With our minibot we wanted to put it on a cnc machine. we have it all put together in pro enginering. what file type do we save it as to use it on a cnc machine?
You should probably talk to the person responsible for the operation of the CNC machine.
Typically our team’s process would be to export a 2-D drawing from Inventor of the surface we wanted to machine in to a .dxf format, and load that file in to MasterCam, where we would generate the toolpath. Once we had proofed the toolpath in MasterCam, we would generate the .nc file (the g code that would run our CNC router) and transfer that file to the computer that ran the CNC machine.
But you need to make sure that you have the correct post processor for your machine, and have selected the correct tooling, feed rates, and tool speeds for your material and machine.
You also need to plan for how you are going to hold your material in place while your are cutting it, so you’d best talk to someone with hands on experience using the machine that is going to do the cutting.
You can also take your files direct from Pro/E into MasterCAM as 3d data, either in Pro/E native or .stp/.step. This is how our team gets the data to our CNC.
Awesome, great to hear you were able to model your minibot in Creo Elements/Pro. Please consider sharing it with PTC when it’s complete so we can showcase it with other FIRST team’s robots.
You should find out what software will be used to create the CNC machining program with. Most CNC programming applications can read native Creo Elements/Pro files, or you can create a standard export format like STEP using the Save A Copy command.
You can also create an NC model in your Student Edition of Creo Elements/Pro. You can setup the machining environment, create the required machining operations and export an NCL file which can be converted for use on any machine using a Post Processor.
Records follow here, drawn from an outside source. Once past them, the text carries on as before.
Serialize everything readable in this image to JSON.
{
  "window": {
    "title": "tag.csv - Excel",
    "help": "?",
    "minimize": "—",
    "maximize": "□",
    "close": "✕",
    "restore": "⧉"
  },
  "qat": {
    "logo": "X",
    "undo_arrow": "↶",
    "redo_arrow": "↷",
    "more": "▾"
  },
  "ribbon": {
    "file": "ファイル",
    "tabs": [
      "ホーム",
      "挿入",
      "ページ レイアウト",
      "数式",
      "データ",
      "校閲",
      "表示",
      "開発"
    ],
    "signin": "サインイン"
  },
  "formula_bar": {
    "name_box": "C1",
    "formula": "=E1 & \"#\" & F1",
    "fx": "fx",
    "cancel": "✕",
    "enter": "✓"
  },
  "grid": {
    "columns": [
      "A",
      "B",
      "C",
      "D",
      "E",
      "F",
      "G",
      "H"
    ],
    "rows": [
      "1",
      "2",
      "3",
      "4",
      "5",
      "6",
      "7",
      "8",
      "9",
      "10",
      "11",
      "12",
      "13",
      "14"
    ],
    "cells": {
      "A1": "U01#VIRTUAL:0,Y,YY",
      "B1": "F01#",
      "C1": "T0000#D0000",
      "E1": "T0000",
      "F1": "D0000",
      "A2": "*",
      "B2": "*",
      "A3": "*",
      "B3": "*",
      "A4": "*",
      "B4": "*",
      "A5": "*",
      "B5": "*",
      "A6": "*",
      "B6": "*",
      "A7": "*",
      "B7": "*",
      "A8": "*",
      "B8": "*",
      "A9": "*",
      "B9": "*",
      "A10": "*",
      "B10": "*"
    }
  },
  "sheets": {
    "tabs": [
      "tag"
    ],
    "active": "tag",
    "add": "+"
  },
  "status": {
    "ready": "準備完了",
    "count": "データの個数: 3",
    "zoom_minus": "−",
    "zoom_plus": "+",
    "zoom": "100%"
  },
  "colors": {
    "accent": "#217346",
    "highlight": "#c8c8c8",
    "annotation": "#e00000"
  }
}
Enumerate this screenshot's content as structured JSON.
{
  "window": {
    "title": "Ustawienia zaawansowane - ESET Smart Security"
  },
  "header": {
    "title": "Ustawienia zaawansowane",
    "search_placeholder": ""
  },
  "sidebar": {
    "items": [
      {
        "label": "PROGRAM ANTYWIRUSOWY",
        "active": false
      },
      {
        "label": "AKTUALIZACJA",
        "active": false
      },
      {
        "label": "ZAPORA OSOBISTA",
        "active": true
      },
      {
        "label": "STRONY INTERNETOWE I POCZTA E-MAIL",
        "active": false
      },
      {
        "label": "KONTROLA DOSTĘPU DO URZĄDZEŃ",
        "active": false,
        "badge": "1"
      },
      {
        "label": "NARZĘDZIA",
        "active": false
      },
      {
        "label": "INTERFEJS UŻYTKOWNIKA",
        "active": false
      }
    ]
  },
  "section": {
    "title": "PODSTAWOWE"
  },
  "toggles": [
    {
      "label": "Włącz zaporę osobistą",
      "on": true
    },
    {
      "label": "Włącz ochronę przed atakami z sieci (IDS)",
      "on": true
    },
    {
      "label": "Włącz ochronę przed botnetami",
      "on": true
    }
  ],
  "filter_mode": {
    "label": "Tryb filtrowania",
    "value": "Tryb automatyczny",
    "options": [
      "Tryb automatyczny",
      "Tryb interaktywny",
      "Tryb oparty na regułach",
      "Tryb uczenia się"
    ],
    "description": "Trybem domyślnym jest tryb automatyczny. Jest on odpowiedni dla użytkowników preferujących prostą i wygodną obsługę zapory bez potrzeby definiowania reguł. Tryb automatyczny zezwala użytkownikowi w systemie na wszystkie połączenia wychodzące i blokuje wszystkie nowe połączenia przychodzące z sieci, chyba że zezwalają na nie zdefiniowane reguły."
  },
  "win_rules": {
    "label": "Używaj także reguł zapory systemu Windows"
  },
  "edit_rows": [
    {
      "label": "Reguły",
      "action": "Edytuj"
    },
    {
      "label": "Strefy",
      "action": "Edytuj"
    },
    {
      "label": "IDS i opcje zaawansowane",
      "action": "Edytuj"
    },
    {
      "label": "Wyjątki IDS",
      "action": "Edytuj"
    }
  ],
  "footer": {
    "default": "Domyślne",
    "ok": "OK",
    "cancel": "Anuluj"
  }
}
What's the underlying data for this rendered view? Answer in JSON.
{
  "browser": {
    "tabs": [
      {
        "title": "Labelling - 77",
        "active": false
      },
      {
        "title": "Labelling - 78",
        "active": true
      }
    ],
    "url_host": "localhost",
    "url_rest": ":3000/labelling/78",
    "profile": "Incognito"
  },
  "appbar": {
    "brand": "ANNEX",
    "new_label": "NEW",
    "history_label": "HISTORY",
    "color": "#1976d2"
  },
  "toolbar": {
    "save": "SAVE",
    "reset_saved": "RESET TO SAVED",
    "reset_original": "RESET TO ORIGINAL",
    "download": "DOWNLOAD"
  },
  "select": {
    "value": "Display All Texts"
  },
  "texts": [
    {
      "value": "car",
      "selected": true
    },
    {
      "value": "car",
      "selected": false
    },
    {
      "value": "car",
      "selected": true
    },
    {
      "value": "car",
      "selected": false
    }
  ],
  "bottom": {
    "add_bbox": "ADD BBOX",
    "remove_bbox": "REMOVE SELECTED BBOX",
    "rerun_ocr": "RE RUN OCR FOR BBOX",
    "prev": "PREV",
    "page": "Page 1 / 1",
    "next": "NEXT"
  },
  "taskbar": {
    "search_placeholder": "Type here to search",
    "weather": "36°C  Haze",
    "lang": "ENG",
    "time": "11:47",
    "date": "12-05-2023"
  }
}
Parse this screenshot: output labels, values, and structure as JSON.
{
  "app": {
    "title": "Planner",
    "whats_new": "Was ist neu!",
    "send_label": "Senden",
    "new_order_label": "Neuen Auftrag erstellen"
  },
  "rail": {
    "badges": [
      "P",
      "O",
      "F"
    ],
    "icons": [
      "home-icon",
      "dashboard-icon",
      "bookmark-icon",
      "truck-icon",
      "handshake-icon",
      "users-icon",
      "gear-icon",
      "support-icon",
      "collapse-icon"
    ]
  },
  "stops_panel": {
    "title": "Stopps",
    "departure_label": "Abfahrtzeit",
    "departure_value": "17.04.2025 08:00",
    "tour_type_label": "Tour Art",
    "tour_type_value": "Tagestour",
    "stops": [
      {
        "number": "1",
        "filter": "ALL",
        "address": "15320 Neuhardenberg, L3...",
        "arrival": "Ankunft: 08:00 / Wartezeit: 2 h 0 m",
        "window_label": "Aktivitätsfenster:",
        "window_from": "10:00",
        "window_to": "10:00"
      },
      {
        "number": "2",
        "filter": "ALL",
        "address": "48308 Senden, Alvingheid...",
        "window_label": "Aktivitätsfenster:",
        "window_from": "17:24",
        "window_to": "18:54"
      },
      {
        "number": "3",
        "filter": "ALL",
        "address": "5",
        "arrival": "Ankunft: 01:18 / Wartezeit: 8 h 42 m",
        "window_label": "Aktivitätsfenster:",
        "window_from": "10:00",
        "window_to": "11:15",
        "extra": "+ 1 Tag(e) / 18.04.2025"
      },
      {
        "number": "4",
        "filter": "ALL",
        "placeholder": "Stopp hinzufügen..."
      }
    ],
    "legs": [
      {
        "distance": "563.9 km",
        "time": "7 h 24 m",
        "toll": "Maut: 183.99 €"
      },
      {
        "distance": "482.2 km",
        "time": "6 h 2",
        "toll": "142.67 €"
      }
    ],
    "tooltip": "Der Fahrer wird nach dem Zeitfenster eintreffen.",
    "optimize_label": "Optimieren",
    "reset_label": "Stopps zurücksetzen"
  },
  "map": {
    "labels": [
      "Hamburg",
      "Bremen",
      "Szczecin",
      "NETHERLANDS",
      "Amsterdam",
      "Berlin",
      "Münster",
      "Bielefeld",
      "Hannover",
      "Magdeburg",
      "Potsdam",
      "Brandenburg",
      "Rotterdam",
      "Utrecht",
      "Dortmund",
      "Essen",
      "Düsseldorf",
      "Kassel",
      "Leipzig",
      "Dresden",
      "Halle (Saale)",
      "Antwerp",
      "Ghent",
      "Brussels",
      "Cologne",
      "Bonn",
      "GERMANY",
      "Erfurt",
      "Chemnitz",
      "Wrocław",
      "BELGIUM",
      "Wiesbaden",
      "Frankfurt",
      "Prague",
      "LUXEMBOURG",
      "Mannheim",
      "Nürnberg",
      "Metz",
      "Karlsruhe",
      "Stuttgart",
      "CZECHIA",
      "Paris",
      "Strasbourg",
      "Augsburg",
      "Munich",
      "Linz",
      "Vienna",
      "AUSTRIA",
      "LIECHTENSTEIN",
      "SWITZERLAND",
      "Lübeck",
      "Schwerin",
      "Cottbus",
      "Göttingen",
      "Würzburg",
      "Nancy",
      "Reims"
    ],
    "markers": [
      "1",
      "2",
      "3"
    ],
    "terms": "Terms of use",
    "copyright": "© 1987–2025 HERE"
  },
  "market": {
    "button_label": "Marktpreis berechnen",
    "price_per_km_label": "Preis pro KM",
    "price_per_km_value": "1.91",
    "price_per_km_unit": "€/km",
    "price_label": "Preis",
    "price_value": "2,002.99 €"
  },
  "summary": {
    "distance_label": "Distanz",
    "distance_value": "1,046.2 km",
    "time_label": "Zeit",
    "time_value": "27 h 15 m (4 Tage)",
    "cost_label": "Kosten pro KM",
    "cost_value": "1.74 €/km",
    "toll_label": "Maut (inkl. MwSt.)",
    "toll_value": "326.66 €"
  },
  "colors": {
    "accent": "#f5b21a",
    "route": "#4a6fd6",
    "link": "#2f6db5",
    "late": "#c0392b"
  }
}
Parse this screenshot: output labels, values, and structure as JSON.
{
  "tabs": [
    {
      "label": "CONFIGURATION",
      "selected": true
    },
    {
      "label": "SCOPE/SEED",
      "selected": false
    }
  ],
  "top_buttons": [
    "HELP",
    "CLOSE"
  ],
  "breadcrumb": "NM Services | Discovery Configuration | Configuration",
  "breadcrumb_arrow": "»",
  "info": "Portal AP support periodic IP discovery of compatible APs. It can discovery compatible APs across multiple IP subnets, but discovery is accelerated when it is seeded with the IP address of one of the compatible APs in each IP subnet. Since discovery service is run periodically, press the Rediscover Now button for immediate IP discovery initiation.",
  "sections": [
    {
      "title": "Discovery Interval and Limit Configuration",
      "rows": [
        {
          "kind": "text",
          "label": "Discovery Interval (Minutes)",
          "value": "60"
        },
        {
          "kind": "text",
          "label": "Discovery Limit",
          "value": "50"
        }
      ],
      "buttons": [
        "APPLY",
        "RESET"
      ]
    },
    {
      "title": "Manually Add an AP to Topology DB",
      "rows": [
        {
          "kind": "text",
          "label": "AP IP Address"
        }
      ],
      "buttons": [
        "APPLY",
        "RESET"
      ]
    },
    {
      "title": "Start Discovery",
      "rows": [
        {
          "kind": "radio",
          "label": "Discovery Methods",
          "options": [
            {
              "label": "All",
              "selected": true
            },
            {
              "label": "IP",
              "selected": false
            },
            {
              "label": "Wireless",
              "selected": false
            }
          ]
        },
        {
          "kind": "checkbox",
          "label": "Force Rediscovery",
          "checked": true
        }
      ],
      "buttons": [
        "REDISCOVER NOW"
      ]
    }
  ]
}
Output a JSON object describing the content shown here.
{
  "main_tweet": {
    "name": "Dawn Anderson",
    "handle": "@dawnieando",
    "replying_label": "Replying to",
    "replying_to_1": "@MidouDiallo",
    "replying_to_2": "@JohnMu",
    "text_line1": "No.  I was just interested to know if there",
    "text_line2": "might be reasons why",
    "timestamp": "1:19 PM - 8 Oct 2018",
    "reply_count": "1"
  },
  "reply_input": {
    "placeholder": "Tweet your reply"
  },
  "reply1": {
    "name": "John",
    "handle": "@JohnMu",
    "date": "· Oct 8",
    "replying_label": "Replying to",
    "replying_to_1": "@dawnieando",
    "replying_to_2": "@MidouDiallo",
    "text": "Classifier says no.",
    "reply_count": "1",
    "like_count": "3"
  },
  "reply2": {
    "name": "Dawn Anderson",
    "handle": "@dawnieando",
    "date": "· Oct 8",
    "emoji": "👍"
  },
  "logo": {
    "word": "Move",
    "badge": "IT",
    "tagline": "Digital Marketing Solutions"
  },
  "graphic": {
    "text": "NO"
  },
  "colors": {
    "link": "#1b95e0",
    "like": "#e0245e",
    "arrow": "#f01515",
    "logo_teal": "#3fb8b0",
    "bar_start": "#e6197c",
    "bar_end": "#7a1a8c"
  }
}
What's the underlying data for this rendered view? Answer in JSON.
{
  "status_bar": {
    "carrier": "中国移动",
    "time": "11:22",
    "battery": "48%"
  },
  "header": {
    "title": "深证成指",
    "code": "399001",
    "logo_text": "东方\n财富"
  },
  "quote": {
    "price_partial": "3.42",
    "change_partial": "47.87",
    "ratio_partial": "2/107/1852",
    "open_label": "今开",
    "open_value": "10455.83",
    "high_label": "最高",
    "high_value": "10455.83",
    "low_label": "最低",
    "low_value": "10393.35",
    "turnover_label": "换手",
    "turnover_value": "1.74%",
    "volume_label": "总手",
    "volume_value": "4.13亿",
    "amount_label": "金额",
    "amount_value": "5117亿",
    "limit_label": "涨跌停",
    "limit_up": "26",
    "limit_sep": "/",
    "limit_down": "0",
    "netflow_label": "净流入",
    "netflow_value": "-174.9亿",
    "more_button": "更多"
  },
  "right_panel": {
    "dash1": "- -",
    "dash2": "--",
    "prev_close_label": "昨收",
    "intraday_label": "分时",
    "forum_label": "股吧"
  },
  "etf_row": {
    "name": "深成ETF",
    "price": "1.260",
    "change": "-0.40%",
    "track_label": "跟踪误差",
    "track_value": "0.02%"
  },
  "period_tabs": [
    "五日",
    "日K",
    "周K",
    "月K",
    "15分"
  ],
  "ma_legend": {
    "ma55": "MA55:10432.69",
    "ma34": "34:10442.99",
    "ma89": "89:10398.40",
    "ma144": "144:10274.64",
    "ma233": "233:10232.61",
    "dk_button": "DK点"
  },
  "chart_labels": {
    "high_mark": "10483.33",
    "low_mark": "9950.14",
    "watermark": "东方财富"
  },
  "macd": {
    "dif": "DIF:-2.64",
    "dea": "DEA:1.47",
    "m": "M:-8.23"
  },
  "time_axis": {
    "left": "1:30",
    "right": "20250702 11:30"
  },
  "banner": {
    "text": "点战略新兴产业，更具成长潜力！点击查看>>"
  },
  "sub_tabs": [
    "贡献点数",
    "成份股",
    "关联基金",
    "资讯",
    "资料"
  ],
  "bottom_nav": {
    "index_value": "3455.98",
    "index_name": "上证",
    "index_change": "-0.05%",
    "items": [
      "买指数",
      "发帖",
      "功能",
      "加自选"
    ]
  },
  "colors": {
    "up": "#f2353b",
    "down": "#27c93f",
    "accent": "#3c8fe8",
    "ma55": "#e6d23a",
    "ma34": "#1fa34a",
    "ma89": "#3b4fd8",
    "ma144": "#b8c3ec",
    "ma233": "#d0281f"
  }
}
We are struggling to open up the .stp.15 adn .asm.15 files in Pro. Any advice?
Can you give me the full name of the files you are attempting to open and when you got them from? It is not clear from your question, exactly which file you are opening.
In my experience, if we wanted to use the CNC, we used .igs files. We used .igs files this year to make side plates for our drive train.